Considering Nalbuphine for Opioid-Naïve Patients
Mellar P. Davis, MD FCCP FAAHPM, and Zankhana Mehta, MD
As we face a shortage of common parenteral opioids, we should get reacquainted with an old friend for some and a new friend for others. When faced with acute pain in the opioid naïve, consider nalbuphine. Nalbuphine was removed from the schedule II drug list in 1976 and determined a safe opioid by the Drug Enforcement Administration.
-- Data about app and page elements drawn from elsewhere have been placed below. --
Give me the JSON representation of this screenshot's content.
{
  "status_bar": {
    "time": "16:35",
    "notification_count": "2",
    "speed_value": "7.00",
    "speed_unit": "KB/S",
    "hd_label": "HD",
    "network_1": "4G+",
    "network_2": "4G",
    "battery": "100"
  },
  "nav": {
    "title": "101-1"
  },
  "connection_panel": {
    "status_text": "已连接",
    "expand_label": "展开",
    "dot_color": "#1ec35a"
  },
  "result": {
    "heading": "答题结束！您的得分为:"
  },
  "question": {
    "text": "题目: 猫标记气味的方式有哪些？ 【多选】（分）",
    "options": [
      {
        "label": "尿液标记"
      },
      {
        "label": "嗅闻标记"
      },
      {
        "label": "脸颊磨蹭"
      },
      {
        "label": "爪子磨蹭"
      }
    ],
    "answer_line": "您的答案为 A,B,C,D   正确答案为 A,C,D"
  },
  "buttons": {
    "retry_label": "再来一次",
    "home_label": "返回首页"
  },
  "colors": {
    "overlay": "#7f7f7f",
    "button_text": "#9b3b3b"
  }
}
It initially was manufactured by DuPont Pharmaceuticals, based in Wilmington, DE, and is presently being manufactured by LGM Pharma, based in Nashville, TN.
Nalbuphine is a kappa-1 and kappa-3 receptor partial agonist for both G-proteins and beta arrestin-2. Because it is a partial agonist for beta arrestin-2, it has reduced side effects relative to pentazocine, a full agonist for beta arrestin-2. As a result, side effects such as dysphoria and hallucinations are much less severe with nalbuphine than with pentazocine.1,2 Unlike pentazocine, nalbuphine does not activate sigma-1 receptors, which causes analgesic tolerance.3